[Source records]
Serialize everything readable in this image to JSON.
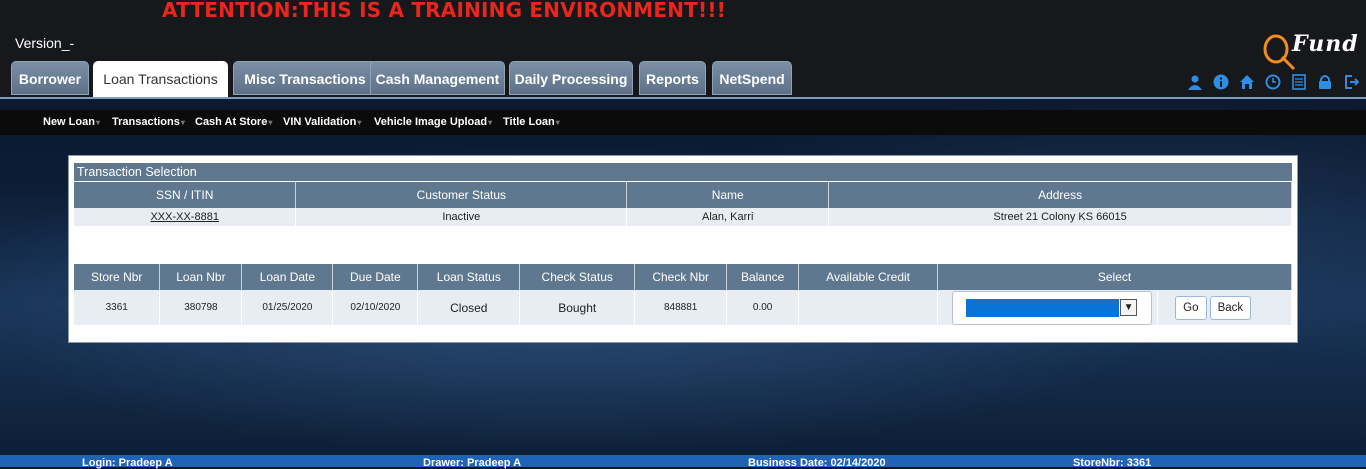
{
  "banner": {
    "attention": "ATTENTION:THIS IS A TRAINING ENVIRONMENT!!!",
    "version": "Version_-"
  },
  "brand": {
    "logo_text": "Fund"
  },
  "tabs": [
    {
      "label": "Borrower"
    },
    {
      "label": "Loan Transactions",
      "active": true
    },
    {
      "label": "Misc Transactions"
    },
    {
      "label": "Cash Management"
    },
    {
      "label": "Daily Processing"
    },
    {
      "label": "Reports"
    },
    {
      "label": "NetSpend"
    }
  ],
  "toolbar_icons": [
    "user-icon",
    "info-icon",
    "home-icon",
    "clock-icon",
    "calculator-icon",
    "lock-icon",
    "logout-icon"
  ],
  "subnav": [
    {
      "label": "New Loan"
    },
    {
      "label": "Transactions"
    },
    {
      "label": "Cash At Store"
    },
    {
      "label": "VIN Validation"
    },
    {
      "label": "Vehicle Image Upload"
    },
    {
      "label": "Title Loan"
    }
  ],
  "panel": {
    "title": "Transaction Selection",
    "customer_headers": [
      "SSN / ITIN",
      "Customer Status",
      "Name",
      "Address"
    ],
    "customer": {
      "ssn": "XXX-XX-8881",
      "status": "Inactive",
      "name": "Alan, Karri",
      "address": "Street 21 Colony KS 66015"
    },
    "loan_headers": [
      "Store Nbr",
      "Loan Nbr",
      "Loan Date",
      "Due Date",
      "Loan Status",
      "Check Status",
      "Check Nbr",
      "Balance",
      "Available Credit",
      "Select"
    ],
    "loan": {
      "store_nbr": "3361",
      "loan_nbr": "380798",
      "loan_date": "01/25/2020",
      "due_date": "02/10/2020",
      "loan_status": "Closed",
      "check_status": "Bought",
      "check_nbr": "848881",
      "balance": "0.00",
      "available_credit": ""
    },
    "go_label": "Go",
    "back_label": "Back"
  },
  "footer": {
    "login": "Login: Pradeep A",
    "drawer": "Drawer: Pradeep A",
    "business_date": "Business Date: 02/14/2020",
    "store": "StoreNbr: 3361"
  },
  "colors": {
    "accent": "#0a74d6",
    "header_bg": "#60788f",
    "warning": "#e8261c",
    "footer": "#1f62b6"
  }
}
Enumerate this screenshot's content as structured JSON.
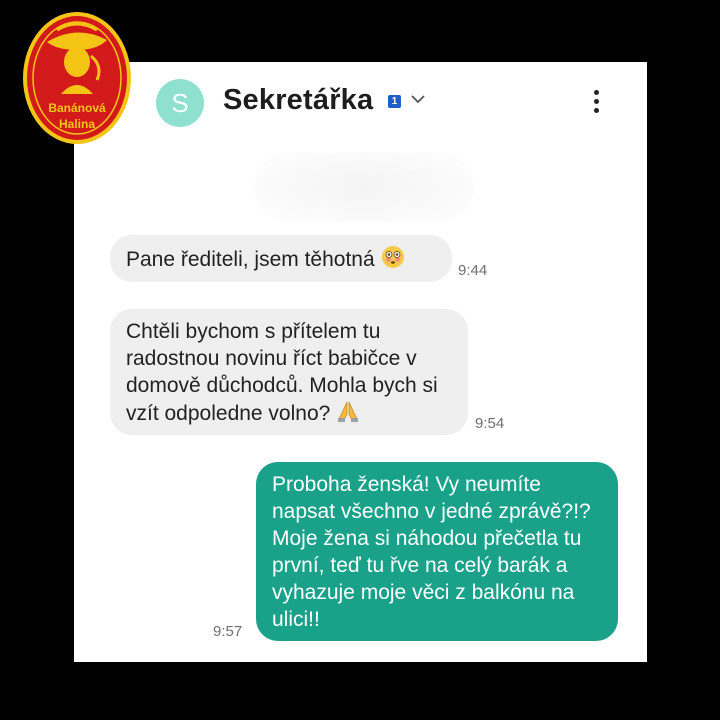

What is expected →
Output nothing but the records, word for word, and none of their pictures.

Answer for this exercise →
Serialize everything readable in this image to JSON.
{
  "banner": {
    "attention": "ATTENTION:THIS IS A TRAINING ENVIRONMENT!!!",
    "version": "Version_-"
  },
  "brand": {
    "logo_text": "Fund"
  },
  "tabs": [
    {
      "label": "Borrower"
    },
    {
      "label": "Loan Transactions",
      "active": true
    },
    {
      "label": "Misc Transactions"
    },
    {
      "label": "Cash Management"
    },
    {
      "label": "Daily Processing"
    },
    {
      "label": "Reports"
    },
    {
      "label": "NetSpend"
    }
  ],
  "toolbar_icons": [
    "user-icon",
    "info-icon",
    "home-icon",
    "clock-icon",
    "calculator-icon",
    "lock-icon",
    "logout-icon"
  ],
  "subnav": [
    {
      "label": "New Loan"
    },
    {
      "label": "Transactions"
    },
    {
      "label": "Cash At Store"
    },
    {
      "label": "VIN Validation"
    },
    {
      "label": "Vehicle Image Upload"
    },
    {
      "label": "Title Loan"
    }
  ],
  "panel": {
    "title": "Transaction Selection",
    "customer_headers": [
      "SSN / ITIN",
      "Customer Status",
      "Name",
      "Address"
    ],
    "customer": {
      "ssn": "XXX-XX-8881",
      "status": "Inactive",
      "name": "Alan, Karri",
      "address": "Street 21 Colony KS 66015"
    },
    "loan_headers": [
      "Store Nbr",
      "Loan Nbr",
      "Loan Date",
      "Due Date",
      "Loan Status",
      "Check Status",
      "Check Nbr",
      "Balance",
      "Available Credit",
      "Select"
    ],
    "loan": {
      "store_nbr": "3361",
      "loan_nbr": "380798",
      "loan_date": "01/25/2020",
      "due_date": "02/10/2020",
      "loan_status": "Closed",
      "check_status": "Bought",
      "check_nbr": "848881",
      "balance": "0.00",
      "available_credit": ""
    },
    "go_label": "Go",
    "back_label": "Back"
  },
  "footer": {
    "login": "Login: Pradeep A",
    "drawer": "Drawer: Pradeep A",
    "business_date": "Business Date: 02/14/2020",
    "store": "StoreNbr: 3361"
  },
  "colors": {
    "accent": "#0a74d6",
    "header_bg": "#60788f",
    "warning": "#e8261c",
    "footer": "#1f62b6"
  }
}
Enumerate this screenshot's content as structured JSON.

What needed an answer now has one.